Now, a smart washing machine from General Electric, select Brother printers and glucose-monitors from Gmate Smart are actively running Amazon's Dash Replenishment Service (DRS).
Previously, consumers could purchase some DRS-compatible devices, but couldn't yet take advantage of the feature.
Amazon first introduced the Dash Button last April as a one-click buying system designed to facilitate the effortless reordering of commonly used household products.
The idea was that consumers could place the tiny, logo-laden plastic sticks around their home, connect them to WiFi, and simply push a button when they run low on a particular item. Amazon, of course, receives the order and fulfills it.
But the program took on a more serious Internet of Things tone last October, when Amazon significantly widened the ecosystem of hardware partners participating in DRS. At the time, Samsung, General Electric, Oster and a host of others signed up to build devices and appliances that can reorder products without any help at all.
For instance, a connected device would measure supply usage using sensors or scales and then order consumables when needed.
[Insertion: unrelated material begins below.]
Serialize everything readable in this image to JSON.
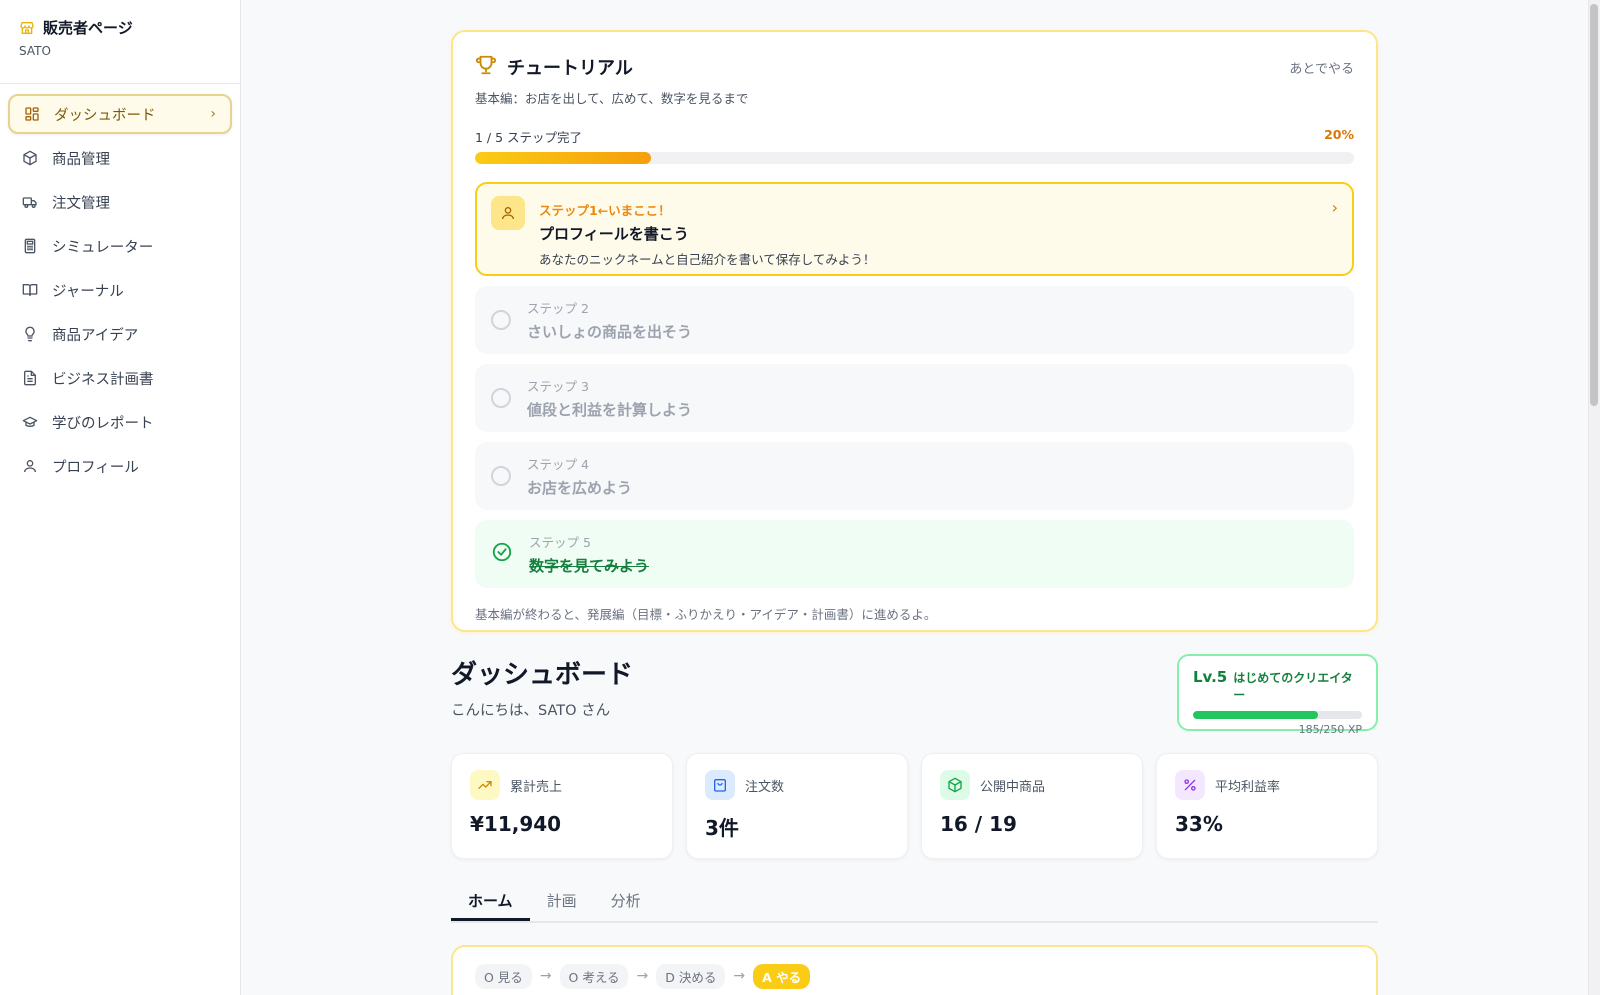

Or take GE: the appliance maker has programmed its washers to utilize "smart dispense technology" that automatically reorders detergent when the owner is about to run out of their preferred brand, with zero human effort required.
Other gadgets just signing up for DRS include the Whirlpool Smart Dishwasher and a touchless soap dispenser from hand sanitizer brand Purell.
"It's exciting to make Dash Replenishment a reality," Daniel Rausch, director of Amazon Devices, said in a statement. "Customers can start taking advantage of the service today, and we will continue to launch and add new devices to the program this year."
The API for Amazon's Dash Replenishment Service also came out of private beta today, which Amazon says gives everyone from big corporations to small businesses and hobbyists the ability to make their devices DRS-compatible.
Looking at the bigger picture, it's clear that both the Dash Buttons and the DRS (and even Amazon's smart speaker system Echo, for that matter) are part of Amazon's master plan to tie e-commerce with smart home technology and the Internet of Things. It's a slow process for sure, but Amazon's intentions are clear: The company wants to own your wallet, and it plans to get deeper and deeper into the home to help make that happen.